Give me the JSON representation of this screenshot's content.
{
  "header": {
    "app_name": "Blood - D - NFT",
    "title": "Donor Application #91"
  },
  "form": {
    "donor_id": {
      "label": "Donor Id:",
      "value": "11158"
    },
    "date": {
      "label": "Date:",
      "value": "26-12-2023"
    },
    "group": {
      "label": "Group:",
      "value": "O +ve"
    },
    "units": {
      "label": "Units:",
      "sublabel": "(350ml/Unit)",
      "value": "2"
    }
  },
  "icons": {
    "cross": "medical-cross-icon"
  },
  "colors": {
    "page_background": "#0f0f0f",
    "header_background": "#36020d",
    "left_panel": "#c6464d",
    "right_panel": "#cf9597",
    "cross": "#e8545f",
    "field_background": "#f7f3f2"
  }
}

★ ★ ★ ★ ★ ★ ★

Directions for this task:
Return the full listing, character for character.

Task result:
Give me the JSON representation of this screenshot's content.
{
  "header": {
    "app_name": "Blood - D - NFT",
    "title": "Donor Application #91"
  },
  "form": {
    "donor_id": {
      "label": "Donor Id:",
      "value": "11158"
    },
    "date": {
      "label": "Date:",
      "value": "26-12-2023"
    },
    "group": {
      "label": "Group:",
      "value": "O +ve"
    },
    "units": {
      "label": "Units:",
      "sublabel": "(350ml/Unit)",
      "value": "2"
    }
  },
  "icons": {
    "cross": "medical-cross-icon"
  },
  "colors": {
    "page_background": "#0f0f0f",
    "header_background": "#36020d",
    "left_panel": "#c6464d",
    "right_panel": "#cf9597",
    "cross": "#e8545f",
    "field_background": "#f7f3f2"
  }
}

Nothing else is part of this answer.